» MATERIAL TO PROCESS
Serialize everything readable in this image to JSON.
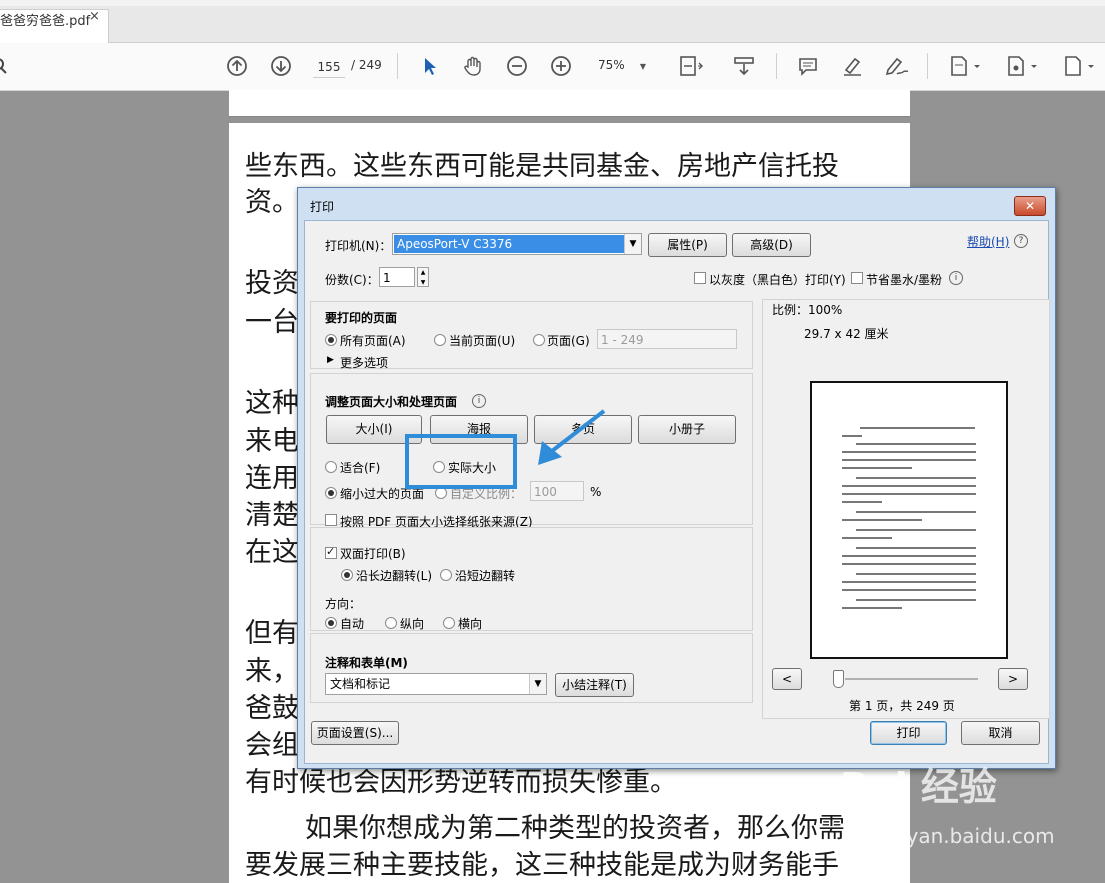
{
  "tab": {
    "title": "爸爸穷爸爸.pdf",
    "close": "×"
  },
  "toolbar": {
    "page_current": "155",
    "page_total": "/ 249",
    "zoom": "75%"
  },
  "pdf_text": [
    "些东西。这些东西可能是共同基金、房地产信托投",
    "资。",
    "投资",
    "一台",
    "这种",
    "来电",
    "连用",
    "清楚",
    "在这",
    "但有",
    "来，",
    "爸鼓",
    "会组",
    "有时候也会因形势逆转而损失惨重。",
    "如果你想成为第二种类型的投资者，那么你需",
    "要发展三种主要技能，这三种技能是成为财务能手"
  ],
  "dialog": {
    "title": "打印",
    "close": "✕",
    "printer_label": "打印机(N)：",
    "printer_value": "ApeosPort-V C3376",
    "properties_btn": "属性(P)",
    "advanced_btn": "高级(D)",
    "help_link": "帮助(H)",
    "copies_label": "份数(C)：",
    "copies_value": "1",
    "grayscale_label": "以灰度（黑白色）打印(Y)",
    "save_ink_label": "节省墨水/墨粉",
    "pages_group_title": "要打印的页面",
    "radio_all": "所有页面(A)",
    "radio_current": "当前页面(U)",
    "radio_pages": "页面(G)",
    "pages_range": "1 - 249",
    "more_options": "更多选项",
    "sizing_group_title": "调整页面大小和处理页面",
    "btn_size": "大小(I)",
    "btn_poster": "海报",
    "btn_multiple": "多页",
    "btn_booklet": "小册子",
    "radio_fit": "适合(F)",
    "radio_actual": "实际大小",
    "radio_shrink": "缩小过大的页面",
    "radio_custom": "自定义比例：",
    "custom_scale": "100",
    "percent": "%",
    "choose_paper_source": "按照 PDF 页面大小选择纸张来源(Z)",
    "duplex_label": "双面打印(B)",
    "flip_long": "沿长边翻转(L)",
    "flip_short": "沿短边翻转",
    "orientation_label": "方向：",
    "orient_auto": "自动",
    "orient_portrait": "纵向",
    "orient_landscape": "横向",
    "comments_title": "注释和表单(M)",
    "comments_value": "文档和标记",
    "summarize_btn": "小结注释(T)",
    "page_setup_btn": "页面设置(S)...",
    "print_btn": "打印",
    "cancel_btn": "取消",
    "scale_label": "比例：100%",
    "paper_size": "29.7 x 42 厘米",
    "prev_btn": "<",
    "next_btn": ">",
    "page_indicator": "第 1 页，共 249 页"
  },
  "watermark": {
    "brand": "Bai 经验",
    "url": "jingyan.baidu.com"
  },
  "colors": {
    "accent": "#2f8cd8",
    "dialog_frame": "#cfe0f2",
    "printer_select": "#3a8ee6"
  }
}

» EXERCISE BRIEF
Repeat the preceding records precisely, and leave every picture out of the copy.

» RESULT OF THE TASK
Serialize everything readable in this image to JSON.
{
  "tab": {
    "title": "爸爸穷爸爸.pdf",
    "close": "×"
  },
  "toolbar": {
    "page_current": "155",
    "page_total": "/ 249",
    "zoom": "75%"
  },
  "pdf_text": [
    "些东西。这些东西可能是共同基金、房地产信托投",
    "资。",
    "投资",
    "一台",
    "这种",
    "来电",
    "连用",
    "清楚",
    "在这",
    "但有",
    "来，",
    "爸鼓",
    "会组",
    "有时候也会因形势逆转而损失惨重。",
    "如果你想成为第二种类型的投资者，那么你需",
    "要发展三种主要技能，这三种技能是成为财务能手"
  ],
  "dialog": {
    "title": "打印",
    "close": "✕",
    "printer_label": "打印机(N)：",
    "printer_value": "ApeosPort-V C3376",
    "properties_btn": "属性(P)",
    "advanced_btn": "高级(D)",
    "help_link": "帮助(H)",
    "copies_label": "份数(C)：",
    "copies_value": "1",
    "grayscale_label": "以灰度（黑白色）打印(Y)",
    "save_ink_label": "节省墨水/墨粉",
    "pages_group_title": "要打印的页面",
    "radio_all": "所有页面(A)",
    "radio_current": "当前页面(U)",
    "radio_pages": "页面(G)",
    "pages_range": "1 - 249",
    "more_options": "更多选项",
    "sizing_group_title": "调整页面大小和处理页面",
    "btn_size": "大小(I)",
    "btn_poster": "海报",
    "btn_multiple": "多页",
    "btn_booklet": "小册子",
    "radio_fit": "适合(F)",
    "radio_actual": "实际大小",
    "radio_shrink": "缩小过大的页面",
    "radio_custom": "自定义比例：",
    "custom_scale": "100",
    "percent": "%",
    "choose_paper_source": "按照 PDF 页面大小选择纸张来源(Z)",
    "duplex_label": "双面打印(B)",
    "flip_long": "沿长边翻转(L)",
    "flip_short": "沿短边翻转",
    "orientation_label": "方向：",
    "orient_auto": "自动",
    "orient_portrait": "纵向",
    "orient_landscape": "横向",
    "comments_title": "注释和表单(M)",
    "comments_value": "文档和标记",
    "summarize_btn": "小结注释(T)",
    "page_setup_btn": "页面设置(S)...",
    "print_btn": "打印",
    "cancel_btn": "取消",
    "scale_label": "比例：100%",
    "paper_size": "29.7 x 42 厘米",
    "prev_btn": "<",
    "next_btn": ">",
    "page_indicator": "第 1 页，共 249 页"
  },
  "watermark": {
    "brand": "Bai 经验",
    "url": "jingyan.baidu.com"
  },
  "colors": {
    "accent": "#2f8cd8",
    "dialog_frame": "#cfe0f2",
    "printer_select": "#3a8ee6"
  }
}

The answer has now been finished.